◆ Work to complete: Spot each line in the data below containing "watermark" and copy it.

Data in this exercise below:

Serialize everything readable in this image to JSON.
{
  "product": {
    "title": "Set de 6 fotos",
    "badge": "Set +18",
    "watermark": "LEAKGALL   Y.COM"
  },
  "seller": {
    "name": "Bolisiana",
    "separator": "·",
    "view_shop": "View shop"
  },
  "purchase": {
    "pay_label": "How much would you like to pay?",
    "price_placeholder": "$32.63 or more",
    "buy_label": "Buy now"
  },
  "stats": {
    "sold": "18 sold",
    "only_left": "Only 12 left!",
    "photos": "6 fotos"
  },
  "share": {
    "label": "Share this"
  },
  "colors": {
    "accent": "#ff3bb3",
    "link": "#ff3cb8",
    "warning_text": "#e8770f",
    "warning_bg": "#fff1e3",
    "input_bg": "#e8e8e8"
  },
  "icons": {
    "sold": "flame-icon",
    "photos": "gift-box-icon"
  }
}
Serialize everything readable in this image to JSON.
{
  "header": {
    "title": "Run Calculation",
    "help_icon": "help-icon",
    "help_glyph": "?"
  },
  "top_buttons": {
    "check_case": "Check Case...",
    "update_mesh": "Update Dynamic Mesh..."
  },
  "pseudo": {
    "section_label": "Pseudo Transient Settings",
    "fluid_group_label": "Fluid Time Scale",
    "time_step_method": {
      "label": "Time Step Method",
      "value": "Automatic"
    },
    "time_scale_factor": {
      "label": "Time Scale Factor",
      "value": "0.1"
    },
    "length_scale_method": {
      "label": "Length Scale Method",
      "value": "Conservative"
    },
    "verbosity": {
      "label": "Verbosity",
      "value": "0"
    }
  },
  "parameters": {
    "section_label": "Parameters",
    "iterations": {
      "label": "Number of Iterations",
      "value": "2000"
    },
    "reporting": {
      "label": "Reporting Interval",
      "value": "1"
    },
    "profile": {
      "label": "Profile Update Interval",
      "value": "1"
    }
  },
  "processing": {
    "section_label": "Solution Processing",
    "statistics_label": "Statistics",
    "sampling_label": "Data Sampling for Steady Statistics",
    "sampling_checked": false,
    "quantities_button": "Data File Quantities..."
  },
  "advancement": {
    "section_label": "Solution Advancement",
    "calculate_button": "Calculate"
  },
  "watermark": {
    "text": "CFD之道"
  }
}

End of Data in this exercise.

◆ Reply:
    "watermark": "LEAKGALL   Y.COM"
  "watermark": {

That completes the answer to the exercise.